PROBLEM DETAILS =
Where the word "інформації" occurs in a line of the listing, please copy the line.
Segment Open
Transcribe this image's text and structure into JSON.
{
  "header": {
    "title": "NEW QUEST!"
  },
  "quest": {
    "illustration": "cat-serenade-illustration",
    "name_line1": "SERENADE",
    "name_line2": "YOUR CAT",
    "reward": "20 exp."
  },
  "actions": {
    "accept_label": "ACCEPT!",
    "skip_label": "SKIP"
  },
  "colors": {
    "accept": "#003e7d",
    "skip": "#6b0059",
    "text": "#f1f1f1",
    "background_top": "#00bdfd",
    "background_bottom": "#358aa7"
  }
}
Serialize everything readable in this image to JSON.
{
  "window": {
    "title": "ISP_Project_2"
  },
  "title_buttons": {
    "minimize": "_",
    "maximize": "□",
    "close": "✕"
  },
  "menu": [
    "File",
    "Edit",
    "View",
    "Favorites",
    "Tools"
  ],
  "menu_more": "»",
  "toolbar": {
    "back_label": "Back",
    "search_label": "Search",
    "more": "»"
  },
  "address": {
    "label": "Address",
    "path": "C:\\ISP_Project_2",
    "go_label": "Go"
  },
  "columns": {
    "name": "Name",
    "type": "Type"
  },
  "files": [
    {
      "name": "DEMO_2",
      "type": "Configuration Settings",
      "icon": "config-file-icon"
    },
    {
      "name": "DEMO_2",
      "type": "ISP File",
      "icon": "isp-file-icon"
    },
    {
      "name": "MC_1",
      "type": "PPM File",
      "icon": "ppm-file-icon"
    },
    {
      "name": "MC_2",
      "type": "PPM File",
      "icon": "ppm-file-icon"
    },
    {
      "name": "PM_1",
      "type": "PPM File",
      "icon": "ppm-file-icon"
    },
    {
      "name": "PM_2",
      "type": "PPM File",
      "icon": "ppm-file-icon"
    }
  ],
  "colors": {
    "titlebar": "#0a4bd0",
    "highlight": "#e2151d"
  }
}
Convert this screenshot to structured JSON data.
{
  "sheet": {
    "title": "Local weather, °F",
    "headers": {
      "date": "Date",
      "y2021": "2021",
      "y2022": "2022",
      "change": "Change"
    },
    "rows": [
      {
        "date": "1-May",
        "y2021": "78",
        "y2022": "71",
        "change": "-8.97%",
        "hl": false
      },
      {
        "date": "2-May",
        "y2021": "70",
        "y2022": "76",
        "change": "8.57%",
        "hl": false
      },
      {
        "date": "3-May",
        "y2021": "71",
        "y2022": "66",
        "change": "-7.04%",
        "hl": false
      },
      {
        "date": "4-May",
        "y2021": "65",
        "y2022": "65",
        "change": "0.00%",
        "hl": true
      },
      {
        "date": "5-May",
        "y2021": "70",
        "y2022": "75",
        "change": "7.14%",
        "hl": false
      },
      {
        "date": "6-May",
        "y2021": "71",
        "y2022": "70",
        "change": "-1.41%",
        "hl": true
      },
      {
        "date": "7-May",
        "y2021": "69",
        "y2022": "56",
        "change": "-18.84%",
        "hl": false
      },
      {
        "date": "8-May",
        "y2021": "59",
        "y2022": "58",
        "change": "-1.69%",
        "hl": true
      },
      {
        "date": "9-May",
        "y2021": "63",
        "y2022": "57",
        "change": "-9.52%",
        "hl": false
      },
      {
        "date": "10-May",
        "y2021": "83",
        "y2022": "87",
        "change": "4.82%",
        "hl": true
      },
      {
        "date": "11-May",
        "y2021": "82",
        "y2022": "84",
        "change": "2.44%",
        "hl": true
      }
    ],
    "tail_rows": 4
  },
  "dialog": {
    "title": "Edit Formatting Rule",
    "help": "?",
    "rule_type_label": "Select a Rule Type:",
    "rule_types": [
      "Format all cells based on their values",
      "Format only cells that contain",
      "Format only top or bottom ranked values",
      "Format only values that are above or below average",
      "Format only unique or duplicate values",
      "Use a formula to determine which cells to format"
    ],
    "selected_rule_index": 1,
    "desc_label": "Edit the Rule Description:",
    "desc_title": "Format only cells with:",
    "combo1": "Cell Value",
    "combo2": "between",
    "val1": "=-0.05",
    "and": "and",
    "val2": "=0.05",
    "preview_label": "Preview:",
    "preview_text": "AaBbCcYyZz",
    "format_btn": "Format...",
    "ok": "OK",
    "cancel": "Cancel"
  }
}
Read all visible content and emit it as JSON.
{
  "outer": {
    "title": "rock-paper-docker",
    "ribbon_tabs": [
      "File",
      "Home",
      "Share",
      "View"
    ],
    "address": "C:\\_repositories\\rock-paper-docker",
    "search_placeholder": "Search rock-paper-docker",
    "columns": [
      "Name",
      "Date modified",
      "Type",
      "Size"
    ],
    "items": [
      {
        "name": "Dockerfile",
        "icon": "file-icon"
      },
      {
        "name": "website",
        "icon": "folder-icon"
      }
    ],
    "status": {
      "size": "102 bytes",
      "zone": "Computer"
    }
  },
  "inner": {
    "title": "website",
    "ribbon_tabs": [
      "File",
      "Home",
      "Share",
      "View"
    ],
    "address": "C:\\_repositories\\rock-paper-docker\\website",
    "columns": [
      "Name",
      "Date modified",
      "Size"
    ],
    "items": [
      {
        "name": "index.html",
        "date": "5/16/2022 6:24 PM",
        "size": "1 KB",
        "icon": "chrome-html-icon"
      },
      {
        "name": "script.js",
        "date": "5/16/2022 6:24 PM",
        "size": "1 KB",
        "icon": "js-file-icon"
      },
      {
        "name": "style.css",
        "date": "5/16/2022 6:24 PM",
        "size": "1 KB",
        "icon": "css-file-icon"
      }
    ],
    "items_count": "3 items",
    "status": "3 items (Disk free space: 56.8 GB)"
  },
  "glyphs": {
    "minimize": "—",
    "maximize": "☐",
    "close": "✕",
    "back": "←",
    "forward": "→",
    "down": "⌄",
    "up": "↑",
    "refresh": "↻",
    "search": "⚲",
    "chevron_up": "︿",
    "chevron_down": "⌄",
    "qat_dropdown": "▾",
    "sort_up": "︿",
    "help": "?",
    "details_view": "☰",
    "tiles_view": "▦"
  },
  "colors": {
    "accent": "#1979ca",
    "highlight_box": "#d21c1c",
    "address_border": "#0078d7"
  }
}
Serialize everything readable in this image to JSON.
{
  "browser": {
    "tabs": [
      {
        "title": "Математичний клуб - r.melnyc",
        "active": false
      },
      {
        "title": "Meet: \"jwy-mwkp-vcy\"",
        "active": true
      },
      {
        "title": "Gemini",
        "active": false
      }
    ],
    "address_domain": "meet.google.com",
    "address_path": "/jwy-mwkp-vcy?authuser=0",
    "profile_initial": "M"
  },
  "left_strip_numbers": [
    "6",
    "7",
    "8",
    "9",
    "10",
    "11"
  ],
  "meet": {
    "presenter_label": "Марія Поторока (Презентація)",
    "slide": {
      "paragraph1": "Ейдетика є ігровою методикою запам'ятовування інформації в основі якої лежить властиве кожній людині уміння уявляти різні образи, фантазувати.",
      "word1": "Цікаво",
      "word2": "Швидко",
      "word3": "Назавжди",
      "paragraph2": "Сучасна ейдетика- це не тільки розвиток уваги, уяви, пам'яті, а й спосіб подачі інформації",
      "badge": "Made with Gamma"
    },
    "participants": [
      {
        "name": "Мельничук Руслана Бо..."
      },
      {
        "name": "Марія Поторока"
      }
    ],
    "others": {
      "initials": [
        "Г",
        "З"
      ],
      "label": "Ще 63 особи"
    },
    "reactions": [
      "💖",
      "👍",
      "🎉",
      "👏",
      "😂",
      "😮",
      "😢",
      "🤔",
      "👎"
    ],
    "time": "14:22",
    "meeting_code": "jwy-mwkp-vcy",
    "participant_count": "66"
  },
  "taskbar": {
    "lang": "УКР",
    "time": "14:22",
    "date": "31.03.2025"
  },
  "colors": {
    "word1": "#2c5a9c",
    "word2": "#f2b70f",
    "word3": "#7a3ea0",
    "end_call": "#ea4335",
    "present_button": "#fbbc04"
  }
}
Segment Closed
PROBLEM SOLUTION =
      "paragraph1": "Ейдетика є ігровою методикою запам'ятовування інформації в основі якої лежить властиве кожній людині уміння уявляти різні образи, фантазувати.",
      "paragraph2": "Сучасна ейдетика- це не тільки розвиток уваги, уяви, пам'яті, а й спосіб подачі інформації",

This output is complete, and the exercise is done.